Source records:

------------------------------

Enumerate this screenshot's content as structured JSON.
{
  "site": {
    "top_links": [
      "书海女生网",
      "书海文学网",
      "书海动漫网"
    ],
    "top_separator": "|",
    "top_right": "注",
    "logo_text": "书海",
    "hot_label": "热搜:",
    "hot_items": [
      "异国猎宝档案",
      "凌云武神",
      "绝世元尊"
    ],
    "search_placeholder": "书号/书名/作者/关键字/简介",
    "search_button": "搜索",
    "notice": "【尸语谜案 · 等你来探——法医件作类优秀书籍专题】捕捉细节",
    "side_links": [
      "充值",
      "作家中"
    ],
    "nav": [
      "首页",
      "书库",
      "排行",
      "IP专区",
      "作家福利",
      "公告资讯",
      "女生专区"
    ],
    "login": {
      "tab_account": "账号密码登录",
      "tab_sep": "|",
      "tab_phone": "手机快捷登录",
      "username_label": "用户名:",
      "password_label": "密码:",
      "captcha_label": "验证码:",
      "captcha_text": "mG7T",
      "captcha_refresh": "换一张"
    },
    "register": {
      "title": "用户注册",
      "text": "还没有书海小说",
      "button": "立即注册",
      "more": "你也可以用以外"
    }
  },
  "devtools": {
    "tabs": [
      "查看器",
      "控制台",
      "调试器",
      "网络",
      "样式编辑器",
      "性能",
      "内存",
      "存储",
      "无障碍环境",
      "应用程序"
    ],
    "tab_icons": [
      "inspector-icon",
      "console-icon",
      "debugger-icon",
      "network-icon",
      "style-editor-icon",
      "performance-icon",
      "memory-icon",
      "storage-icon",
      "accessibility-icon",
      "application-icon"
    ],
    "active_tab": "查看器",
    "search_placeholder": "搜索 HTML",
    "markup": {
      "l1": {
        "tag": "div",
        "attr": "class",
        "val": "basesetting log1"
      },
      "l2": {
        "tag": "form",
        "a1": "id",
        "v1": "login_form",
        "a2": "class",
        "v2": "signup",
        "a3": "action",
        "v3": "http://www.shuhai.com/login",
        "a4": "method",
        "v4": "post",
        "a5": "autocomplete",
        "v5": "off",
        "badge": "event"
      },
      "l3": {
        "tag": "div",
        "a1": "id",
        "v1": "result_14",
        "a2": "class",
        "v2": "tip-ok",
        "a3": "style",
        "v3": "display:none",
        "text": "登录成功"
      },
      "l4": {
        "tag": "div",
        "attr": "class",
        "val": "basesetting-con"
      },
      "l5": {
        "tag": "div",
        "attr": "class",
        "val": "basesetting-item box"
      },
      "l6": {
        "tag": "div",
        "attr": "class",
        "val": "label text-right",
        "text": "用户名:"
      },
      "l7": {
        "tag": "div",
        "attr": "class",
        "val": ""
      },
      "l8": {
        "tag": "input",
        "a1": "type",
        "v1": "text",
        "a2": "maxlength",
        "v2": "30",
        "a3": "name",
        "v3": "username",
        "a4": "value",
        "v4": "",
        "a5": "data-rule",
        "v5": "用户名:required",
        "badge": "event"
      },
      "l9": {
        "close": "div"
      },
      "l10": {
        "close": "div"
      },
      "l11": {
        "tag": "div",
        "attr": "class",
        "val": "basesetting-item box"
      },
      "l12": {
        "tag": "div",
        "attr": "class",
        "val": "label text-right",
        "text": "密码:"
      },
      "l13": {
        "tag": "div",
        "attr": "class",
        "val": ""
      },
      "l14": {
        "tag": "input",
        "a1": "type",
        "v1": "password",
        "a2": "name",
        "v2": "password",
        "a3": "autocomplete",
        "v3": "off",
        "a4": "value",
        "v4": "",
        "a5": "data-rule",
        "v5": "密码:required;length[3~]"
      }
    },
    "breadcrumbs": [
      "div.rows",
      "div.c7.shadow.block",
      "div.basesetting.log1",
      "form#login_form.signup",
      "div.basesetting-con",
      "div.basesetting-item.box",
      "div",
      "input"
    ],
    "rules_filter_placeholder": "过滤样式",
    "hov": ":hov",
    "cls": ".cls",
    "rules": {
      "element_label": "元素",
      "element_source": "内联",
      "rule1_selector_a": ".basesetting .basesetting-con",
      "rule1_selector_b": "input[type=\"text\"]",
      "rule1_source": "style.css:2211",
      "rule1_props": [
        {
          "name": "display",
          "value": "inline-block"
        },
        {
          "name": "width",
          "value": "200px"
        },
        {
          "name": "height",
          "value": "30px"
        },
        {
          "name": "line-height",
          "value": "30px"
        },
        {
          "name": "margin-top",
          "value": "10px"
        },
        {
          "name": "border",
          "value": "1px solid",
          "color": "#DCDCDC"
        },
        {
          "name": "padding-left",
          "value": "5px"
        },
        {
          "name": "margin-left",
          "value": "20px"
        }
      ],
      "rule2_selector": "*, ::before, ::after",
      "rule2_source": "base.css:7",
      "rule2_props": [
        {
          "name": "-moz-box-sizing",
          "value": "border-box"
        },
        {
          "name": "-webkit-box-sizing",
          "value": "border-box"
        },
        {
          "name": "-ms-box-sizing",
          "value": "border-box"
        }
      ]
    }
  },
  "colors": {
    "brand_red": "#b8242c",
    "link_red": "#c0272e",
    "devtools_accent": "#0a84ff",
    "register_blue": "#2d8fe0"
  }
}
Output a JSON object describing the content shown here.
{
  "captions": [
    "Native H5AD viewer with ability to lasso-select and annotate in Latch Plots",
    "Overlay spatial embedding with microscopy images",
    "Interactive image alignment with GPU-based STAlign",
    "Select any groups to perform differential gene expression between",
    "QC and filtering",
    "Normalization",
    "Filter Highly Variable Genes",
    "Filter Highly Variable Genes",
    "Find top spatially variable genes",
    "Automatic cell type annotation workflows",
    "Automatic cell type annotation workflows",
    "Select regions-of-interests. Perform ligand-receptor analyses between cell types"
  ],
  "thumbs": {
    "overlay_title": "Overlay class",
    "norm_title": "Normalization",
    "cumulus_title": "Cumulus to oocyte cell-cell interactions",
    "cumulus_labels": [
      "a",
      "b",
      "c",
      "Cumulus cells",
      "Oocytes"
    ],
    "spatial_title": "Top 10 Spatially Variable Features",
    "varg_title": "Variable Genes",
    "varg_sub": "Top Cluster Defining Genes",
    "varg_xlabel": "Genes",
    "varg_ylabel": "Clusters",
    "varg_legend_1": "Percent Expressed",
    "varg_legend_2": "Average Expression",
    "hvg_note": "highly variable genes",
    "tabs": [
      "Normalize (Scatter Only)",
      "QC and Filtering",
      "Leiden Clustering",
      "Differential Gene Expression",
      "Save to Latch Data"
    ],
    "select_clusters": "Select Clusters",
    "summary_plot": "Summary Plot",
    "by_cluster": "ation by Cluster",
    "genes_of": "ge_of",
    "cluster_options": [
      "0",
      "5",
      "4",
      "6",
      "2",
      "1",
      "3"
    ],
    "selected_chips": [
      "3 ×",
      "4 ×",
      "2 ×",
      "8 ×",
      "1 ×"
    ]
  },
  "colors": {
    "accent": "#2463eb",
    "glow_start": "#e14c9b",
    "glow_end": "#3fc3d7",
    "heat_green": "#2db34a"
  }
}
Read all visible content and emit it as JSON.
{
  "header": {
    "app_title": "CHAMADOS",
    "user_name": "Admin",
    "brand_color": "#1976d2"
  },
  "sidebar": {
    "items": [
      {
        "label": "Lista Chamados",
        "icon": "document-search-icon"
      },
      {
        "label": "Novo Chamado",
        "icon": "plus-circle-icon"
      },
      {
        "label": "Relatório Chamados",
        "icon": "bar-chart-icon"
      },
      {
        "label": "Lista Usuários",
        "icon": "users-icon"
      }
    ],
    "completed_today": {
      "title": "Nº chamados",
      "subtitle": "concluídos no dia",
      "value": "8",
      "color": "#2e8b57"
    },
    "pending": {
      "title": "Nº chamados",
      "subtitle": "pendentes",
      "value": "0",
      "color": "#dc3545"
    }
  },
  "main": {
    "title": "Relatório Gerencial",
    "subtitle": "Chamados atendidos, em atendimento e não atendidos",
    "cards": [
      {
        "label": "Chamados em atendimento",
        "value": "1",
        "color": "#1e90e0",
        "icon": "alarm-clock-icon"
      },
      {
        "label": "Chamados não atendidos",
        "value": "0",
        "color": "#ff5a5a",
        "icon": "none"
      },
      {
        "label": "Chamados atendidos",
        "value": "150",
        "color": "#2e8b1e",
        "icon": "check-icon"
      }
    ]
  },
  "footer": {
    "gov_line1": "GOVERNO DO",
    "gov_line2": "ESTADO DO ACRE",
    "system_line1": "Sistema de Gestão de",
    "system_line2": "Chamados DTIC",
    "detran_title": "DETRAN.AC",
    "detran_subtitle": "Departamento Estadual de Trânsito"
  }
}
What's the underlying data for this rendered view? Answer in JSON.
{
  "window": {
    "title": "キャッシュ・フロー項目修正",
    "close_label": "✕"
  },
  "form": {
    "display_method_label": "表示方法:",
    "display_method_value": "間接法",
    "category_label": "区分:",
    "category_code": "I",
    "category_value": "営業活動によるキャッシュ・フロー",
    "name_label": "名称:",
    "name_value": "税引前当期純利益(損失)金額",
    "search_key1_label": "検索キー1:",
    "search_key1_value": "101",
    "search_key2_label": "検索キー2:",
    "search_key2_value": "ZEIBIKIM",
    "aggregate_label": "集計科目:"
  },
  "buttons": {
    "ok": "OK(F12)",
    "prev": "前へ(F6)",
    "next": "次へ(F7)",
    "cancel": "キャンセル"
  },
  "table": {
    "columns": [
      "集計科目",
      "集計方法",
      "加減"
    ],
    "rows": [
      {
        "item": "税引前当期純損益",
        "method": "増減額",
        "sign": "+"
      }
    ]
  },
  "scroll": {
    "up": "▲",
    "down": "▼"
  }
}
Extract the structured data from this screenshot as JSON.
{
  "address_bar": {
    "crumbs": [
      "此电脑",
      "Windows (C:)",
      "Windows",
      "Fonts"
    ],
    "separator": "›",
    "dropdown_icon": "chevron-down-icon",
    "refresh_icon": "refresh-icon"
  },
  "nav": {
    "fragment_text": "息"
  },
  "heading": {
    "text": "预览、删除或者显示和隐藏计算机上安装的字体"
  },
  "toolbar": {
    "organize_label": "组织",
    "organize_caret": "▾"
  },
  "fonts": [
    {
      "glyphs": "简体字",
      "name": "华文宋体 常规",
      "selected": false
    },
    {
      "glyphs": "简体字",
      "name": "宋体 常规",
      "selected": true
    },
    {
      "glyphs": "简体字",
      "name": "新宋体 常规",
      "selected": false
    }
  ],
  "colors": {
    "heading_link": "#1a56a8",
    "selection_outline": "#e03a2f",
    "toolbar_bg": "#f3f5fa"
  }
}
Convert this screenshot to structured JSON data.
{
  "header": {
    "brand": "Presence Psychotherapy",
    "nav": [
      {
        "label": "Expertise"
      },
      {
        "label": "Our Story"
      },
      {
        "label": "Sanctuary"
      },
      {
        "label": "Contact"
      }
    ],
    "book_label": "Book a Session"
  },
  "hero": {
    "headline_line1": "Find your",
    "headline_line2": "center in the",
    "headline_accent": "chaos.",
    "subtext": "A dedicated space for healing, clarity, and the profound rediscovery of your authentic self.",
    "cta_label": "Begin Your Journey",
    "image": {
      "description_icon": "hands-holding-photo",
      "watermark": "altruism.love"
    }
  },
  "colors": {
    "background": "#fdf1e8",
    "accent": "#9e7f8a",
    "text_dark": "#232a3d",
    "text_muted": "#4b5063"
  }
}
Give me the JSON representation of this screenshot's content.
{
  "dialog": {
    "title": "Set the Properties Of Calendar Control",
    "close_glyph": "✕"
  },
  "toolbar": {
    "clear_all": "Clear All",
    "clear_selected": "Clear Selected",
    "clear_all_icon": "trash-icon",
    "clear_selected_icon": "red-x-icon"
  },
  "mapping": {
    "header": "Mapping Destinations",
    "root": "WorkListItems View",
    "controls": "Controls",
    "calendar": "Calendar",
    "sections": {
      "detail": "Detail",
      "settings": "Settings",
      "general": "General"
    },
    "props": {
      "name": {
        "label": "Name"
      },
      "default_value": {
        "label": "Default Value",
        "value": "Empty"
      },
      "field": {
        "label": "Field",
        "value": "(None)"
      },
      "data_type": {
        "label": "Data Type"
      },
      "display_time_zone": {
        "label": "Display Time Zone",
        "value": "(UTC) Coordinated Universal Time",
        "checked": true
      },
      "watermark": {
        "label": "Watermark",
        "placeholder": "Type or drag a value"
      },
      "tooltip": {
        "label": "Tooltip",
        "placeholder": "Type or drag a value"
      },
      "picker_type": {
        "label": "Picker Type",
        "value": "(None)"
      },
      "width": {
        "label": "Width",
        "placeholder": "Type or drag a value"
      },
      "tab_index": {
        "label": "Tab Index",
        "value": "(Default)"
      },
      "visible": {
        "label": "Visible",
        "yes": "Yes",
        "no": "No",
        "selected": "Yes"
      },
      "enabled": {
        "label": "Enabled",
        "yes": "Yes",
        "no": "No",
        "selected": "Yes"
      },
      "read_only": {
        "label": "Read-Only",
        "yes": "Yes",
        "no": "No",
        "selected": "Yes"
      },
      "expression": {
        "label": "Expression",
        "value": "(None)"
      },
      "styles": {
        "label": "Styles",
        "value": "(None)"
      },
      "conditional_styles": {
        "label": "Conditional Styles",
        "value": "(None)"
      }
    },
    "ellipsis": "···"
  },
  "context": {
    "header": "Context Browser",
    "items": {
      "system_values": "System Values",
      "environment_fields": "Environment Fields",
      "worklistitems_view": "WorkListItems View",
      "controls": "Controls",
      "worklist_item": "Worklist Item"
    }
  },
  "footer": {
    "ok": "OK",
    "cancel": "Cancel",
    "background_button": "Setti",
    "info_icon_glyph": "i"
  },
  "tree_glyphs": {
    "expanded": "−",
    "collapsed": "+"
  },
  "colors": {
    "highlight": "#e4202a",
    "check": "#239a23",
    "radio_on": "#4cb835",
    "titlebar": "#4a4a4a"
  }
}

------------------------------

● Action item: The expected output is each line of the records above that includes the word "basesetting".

● Task solution:
        "val": "basesetting log1"
        "val": "basesetting-con"
        "val": "basesetting-item box"
        "val": "basesetting-item box"
      "div.basesetting.log1",
      "div.basesetting-con",
      "div.basesetting-item.box",
      "rule1_selector_a": ".basesetting .basesetting-con",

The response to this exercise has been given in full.